RevFin, a fintech company, offers loans to electric vehicle (EV) operators, as also to people who want to move houses or renovate these, for celebrations such as wedding and vacations, and for emergency purposes. It has created a gamification platform where those who take loans can earn points through referrals and timely repayments. Its products include RevLoan (revolving credit limit), Rev-a-Thon (reward scheme for repaying on time) and Rev-a-Mate (referrals). In an interaction with FE’s Vikram Chaudhary, the founder & CEO of RevFin, Sameer Aggarwal, says that EV operators are most in need of loans right now. Excerpts:
Do you cater only to the digital literate population?
Those who use a smartphone and apply for loans via the smartphone on the app are our major customers.
Do you have your own non-banking finance company (NBFC)?
There is this NBFC called the Aristo Securities that was set up in 1994 and became an NBFC in 2000; we acquired it in 2018.
Whom do you offer loans to?
In the automotive segment, we primarily offer loans to commercial EV operators, and a lot of these are people who may find it difficult to get loans from banks etc.
In fact, our current focus is EV loans because that’s an area where there is a huge shortage of supply of credit, even though it’s a booming market.
Do you also offer loans to those who want to set up EV charging stations?
So far we have offered loans to those who want to buy EV and batteries, but we are working with people who need money for conversion kits or who want to set up charging stations. I recently came across an interesting concept, i.e. setting up charging stations for just Rs 56,000 at kirana shops that can charge 4-6 EVs at a time. This is the kind of product we would like to finance.

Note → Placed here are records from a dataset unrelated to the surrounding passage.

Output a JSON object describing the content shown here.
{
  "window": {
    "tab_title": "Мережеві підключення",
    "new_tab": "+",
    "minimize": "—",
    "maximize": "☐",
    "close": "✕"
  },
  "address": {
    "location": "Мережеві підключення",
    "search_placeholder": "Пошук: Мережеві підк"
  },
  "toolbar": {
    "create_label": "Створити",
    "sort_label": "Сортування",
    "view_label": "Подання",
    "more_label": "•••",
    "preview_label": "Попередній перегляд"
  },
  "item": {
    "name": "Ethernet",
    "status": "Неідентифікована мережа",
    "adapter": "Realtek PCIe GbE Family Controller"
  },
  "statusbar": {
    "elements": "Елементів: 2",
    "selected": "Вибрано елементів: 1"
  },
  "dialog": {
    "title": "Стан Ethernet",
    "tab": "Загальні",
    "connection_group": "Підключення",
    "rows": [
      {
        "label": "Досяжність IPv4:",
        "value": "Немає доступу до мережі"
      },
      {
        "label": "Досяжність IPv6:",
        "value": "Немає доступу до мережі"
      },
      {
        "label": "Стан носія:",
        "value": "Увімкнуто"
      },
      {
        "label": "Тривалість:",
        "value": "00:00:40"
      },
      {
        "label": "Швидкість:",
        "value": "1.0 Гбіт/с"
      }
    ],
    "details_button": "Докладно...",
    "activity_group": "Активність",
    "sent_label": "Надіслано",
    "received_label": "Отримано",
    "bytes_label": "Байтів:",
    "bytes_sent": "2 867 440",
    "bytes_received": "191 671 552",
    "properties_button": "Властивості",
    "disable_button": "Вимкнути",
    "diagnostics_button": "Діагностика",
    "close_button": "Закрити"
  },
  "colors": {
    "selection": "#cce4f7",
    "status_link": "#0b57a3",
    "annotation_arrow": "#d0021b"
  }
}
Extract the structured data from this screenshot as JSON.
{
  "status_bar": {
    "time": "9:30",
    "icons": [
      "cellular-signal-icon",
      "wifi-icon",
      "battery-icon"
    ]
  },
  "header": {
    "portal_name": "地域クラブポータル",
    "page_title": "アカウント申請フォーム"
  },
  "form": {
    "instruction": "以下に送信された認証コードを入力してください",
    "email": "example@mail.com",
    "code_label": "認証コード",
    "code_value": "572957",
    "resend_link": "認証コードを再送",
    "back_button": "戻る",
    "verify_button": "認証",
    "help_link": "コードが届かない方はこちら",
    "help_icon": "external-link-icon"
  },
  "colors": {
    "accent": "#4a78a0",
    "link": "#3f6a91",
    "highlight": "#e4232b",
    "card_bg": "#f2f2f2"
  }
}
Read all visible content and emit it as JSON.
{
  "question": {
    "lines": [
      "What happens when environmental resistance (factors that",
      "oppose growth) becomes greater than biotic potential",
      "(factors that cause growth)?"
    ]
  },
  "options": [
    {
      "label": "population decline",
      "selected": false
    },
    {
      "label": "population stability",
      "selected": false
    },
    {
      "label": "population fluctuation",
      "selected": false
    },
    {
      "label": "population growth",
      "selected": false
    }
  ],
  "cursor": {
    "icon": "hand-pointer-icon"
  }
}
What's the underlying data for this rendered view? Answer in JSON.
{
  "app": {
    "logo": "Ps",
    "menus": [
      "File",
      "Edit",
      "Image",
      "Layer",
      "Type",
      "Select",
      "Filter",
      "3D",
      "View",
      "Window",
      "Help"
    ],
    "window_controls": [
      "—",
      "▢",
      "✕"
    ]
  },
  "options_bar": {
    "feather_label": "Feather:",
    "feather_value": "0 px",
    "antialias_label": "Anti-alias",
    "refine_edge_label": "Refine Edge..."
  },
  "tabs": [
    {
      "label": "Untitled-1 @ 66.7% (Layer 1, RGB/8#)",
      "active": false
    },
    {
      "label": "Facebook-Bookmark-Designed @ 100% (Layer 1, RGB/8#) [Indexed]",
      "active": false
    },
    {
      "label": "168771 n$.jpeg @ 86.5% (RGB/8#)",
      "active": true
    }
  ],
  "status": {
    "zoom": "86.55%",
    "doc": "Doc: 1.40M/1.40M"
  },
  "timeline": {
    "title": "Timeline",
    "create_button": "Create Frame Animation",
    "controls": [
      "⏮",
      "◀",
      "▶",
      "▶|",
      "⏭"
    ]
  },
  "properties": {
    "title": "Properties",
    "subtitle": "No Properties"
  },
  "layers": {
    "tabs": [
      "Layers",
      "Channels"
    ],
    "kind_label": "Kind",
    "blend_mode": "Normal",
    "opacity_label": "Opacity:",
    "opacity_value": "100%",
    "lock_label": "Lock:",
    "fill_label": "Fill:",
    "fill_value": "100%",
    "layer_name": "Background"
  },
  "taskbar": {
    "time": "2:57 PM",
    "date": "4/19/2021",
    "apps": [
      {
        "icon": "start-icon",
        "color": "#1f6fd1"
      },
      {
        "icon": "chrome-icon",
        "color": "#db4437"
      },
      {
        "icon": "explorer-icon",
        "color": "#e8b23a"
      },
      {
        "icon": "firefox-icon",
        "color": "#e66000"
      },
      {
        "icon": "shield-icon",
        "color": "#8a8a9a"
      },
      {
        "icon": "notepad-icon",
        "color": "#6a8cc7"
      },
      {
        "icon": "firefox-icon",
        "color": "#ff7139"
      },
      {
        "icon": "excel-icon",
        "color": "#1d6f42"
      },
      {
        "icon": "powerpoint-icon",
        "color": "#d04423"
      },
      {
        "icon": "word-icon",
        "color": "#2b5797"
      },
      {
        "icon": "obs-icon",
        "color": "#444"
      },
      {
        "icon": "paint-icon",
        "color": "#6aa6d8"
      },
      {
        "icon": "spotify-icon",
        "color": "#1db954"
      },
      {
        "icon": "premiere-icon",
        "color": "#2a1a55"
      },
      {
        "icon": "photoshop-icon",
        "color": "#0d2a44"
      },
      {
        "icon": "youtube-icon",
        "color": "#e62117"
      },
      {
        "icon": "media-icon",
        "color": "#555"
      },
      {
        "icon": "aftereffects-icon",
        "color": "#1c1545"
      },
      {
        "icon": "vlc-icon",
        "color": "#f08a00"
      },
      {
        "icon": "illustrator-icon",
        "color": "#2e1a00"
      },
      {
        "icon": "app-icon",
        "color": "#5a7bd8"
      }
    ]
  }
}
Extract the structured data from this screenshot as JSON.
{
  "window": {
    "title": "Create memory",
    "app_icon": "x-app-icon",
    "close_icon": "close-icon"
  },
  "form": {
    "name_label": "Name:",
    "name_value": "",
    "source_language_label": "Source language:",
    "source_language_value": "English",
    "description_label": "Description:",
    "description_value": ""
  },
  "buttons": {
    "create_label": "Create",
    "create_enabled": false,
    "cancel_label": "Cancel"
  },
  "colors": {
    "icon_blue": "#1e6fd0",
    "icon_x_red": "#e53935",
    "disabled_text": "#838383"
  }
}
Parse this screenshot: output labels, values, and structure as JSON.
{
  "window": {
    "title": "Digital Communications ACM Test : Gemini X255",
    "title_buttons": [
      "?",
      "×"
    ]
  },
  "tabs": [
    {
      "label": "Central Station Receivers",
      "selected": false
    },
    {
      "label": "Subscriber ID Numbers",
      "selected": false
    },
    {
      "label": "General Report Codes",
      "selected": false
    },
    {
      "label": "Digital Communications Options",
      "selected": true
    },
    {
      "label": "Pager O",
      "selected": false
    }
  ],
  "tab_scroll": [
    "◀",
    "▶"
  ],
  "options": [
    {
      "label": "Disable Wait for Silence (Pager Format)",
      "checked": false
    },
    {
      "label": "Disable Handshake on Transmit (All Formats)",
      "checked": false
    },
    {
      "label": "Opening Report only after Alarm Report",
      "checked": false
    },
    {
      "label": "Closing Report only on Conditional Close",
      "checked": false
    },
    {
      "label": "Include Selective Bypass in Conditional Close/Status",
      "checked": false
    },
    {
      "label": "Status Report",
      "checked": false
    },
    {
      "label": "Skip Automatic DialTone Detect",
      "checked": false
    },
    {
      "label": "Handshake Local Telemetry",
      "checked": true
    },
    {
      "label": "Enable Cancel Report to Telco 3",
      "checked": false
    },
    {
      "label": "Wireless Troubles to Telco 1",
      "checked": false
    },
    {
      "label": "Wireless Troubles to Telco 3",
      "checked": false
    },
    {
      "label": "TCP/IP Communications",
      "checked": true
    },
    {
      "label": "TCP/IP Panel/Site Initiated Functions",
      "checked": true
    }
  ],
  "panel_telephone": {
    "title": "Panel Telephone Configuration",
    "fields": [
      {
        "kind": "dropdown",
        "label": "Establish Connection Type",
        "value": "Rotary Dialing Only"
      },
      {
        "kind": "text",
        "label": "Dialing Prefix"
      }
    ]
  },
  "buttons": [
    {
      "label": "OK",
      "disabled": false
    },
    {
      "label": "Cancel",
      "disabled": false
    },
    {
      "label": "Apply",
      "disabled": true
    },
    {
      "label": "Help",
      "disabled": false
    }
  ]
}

We also offer loans for replacement batteries, and when a new EV is bought at times the battery and the vehicle are financed separately. Our average ticket size is Rs 1 lakh.
Is EV financing a big opportunity?
There are about 20 lakh EV in India. Most of these are low-speed electric rickshaws; it’s a product that has become quite popular especially in northern and eastern India. In addition, due to the pandemic, last-mile delivery has picked up in a big way. It has been proven that the total cost of ownership of a commercial EV is lower than conventional fuel vehicle. That’s why a focus on this segment makes a lot of sense.
I must add that these low-speed EVs can be charged at home on a regular three-pin socket, so charging is not a constraint for these kinds of vehicles; come to think of it, there are no charging stations in rural India and yet so many EVs run in rural India, because these get charged at home. From my perspective, there are 200 million households in India, and this means there are 200 million charging points in India.